Who are these children, you ask yourself? They are the students of two fourth grade classrooms at Cape Cod Hill School in New Sharon, Maine. I’ve had an Advance Reader’s Review project running for 12 years now with Mrs. Perry’s class there. Each year Katie breaks down the reading levels and interests of her students and then I bring in a set of ARCs, talk about the publishing process, and then leave them for the kids to read and produce reviews. Afterwards we get together again, look at their reviews online, and talk books.
I look forward to the project every year as the kids have always engaged strongly with it bringing insight, honesty, and charm to the table. It’s a chance for them to learn about the book industry while participating in it at the same time.
I’m spending the week in New Orleans at the American Specialty Toy Retailing Association (ASTRA) Marketplace and Academy, and in between enjoying the really great food, terrific jazz spilling out of every doorway, and the myriad of historical side streets to explore in the Queen City, I’m buying toys and games for the rest of the year for my store. I thought I’d offer you a beignet and a sip of my chicory coffee this week, while I share a few of the themes and highlights from the Land of Play. Here are some of the trends we’re talking about on the trade show floor.
Booksellers spend a lot of time honing our recommendations for customers, and we work to toe a graceful line between revealing enough of a wonderful book to hook a listener but not so much that we spoil a surprise or deprive readers of the joys of their own discovery. The unfolding of a story is a delicious treat, and its secrets should be held jealously by guardians.* There have been many times I’ve been grateful to begin a book without knowing anything about it. So how do we strike the right balance? And even when spoilers aren’t the issue, how do you craft a great book pitch? Here are the pointers I use for myself. I’d love to hear yours! Continue reading
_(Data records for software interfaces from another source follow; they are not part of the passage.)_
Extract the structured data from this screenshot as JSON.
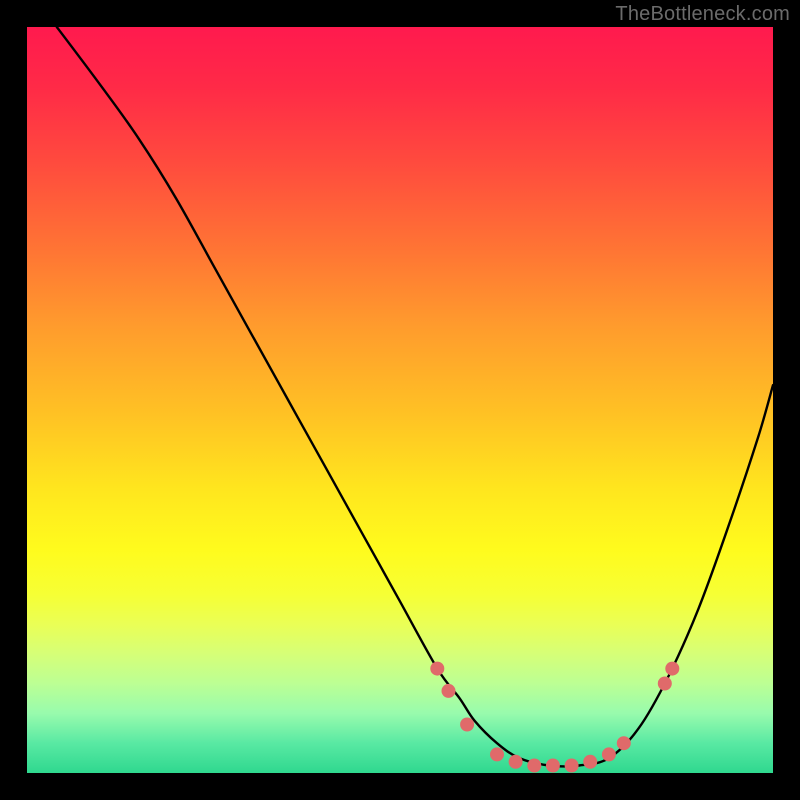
{
  "watermark": "TheBottleneck.com",
  "chart_data": {
    "type": "line",
    "title": "",
    "xlabel": "",
    "ylabel": "",
    "xlim": [
      0,
      100
    ],
    "ylim": [
      0,
      100
    ],
    "grid": false,
    "legend": false,
    "series": [
      {
        "name": "curve",
        "color": "#000000",
        "x": [
          4,
          10,
          15,
          20,
          25,
          30,
          35,
          40,
          45,
          50,
          55,
          58,
          60,
          63,
          66,
          70,
          74,
          78,
          82,
          86,
          90,
          94,
          98,
          100
        ],
        "y": [
          100,
          92,
          85,
          77,
          68,
          59,
          50,
          41,
          32,
          23,
          14,
          10,
          7,
          4,
          2,
          1,
          1,
          2,
          6,
          13,
          22,
          33,
          45,
          52
        ]
      }
    ],
    "markers": {
      "name": "dots",
      "color": "#e06a6a",
      "radius": 7,
      "points": [
        {
          "x": 55,
          "y": 14
        },
        {
          "x": 56.5,
          "y": 11
        },
        {
          "x": 59,
          "y": 6.5
        },
        {
          "x": 63,
          "y": 2.5
        },
        {
          "x": 65.5,
          "y": 1.5
        },
        {
          "x": 68,
          "y": 1
        },
        {
          "x": 70.5,
          "y": 1
        },
        {
          "x": 73,
          "y": 1
        },
        {
          "x": 75.5,
          "y": 1.5
        },
        {
          "x": 78,
          "y": 2.5
        },
        {
          "x": 80,
          "y": 4
        },
        {
          "x": 85.5,
          "y": 12
        },
        {
          "x": 86.5,
          "y": 14
        }
      ]
    }
  }
}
At a recent school visit Hope Larson, who writes and draws amazing graphic novels for young people, said in her opening comments to the students that she refers to herself as a cartoonist, not a graphic novelist. This piqued my curiosity, as I often struggle with the correct nomenclature for comics and graphic novels and the people who create them. Based on past conversations on the children’s bookseller listserv I participate in, plenty of others in my job wrestle with this, too. So I followed up with Hope after the school visit and she shed some light on it for me.